Dataset items:
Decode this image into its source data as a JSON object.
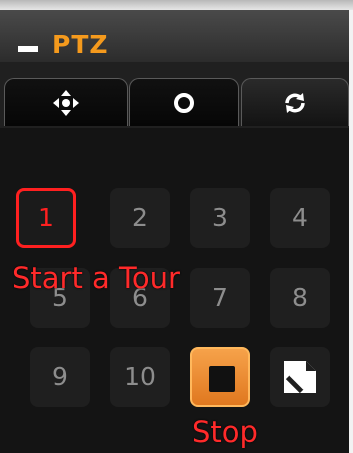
{
  "title": "PTZ",
  "tabs": [
    {
      "icon": "move-arrows-icon"
    },
    {
      "icon": "target-circle-icon"
    },
    {
      "icon": "refresh-cycle-icon",
      "active": true
    }
  ],
  "tour_buttons": [
    "1",
    "2",
    "3",
    "4",
    "5",
    "6",
    "7",
    "8",
    "9",
    "10"
  ],
  "selected_tour": "1",
  "annotations": {
    "start_tour": "Start a Tour",
    "stop": "Stop"
  },
  "colors": {
    "accent": "#f59a1d",
    "highlight": "#ff2020",
    "stop_button": "#e98a2e"
  }
}
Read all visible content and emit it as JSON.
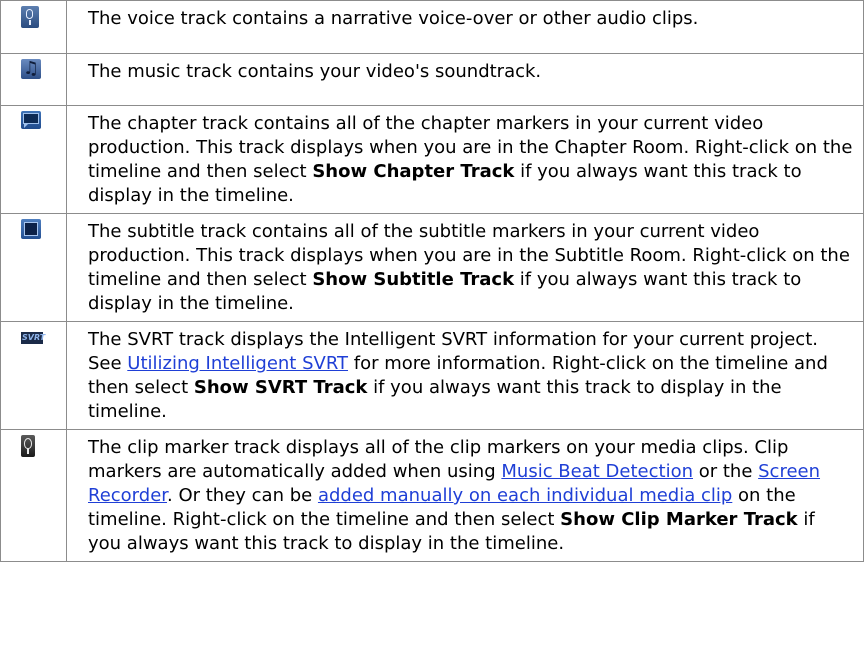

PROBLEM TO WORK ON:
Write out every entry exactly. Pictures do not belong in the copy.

WRITTEN SOLUTION:
Decode this image into its source data as a JSON object.
{
  "title": "PTZ",
  "tabs": [
    {
      "icon": "move-arrows-icon"
    },
    {
      "icon": "target-circle-icon"
    },
    {
      "icon": "refresh-cycle-icon",
      "active": true
    }
  ],
  "tour_buttons": [
    "1",
    "2",
    "3",
    "4",
    "5",
    "6",
    "7",
    "8",
    "9",
    "10"
  ],
  "selected_tour": "1",
  "annotations": {
    "start_tour": "Start a Tour",
    "stop": "Stop"
  },
  "colors": {
    "accent": "#f59a1d",
    "highlight": "#ff2020",
    "stop_button": "#e98a2e"
  }
}
Read all visible content and emit it as JSON.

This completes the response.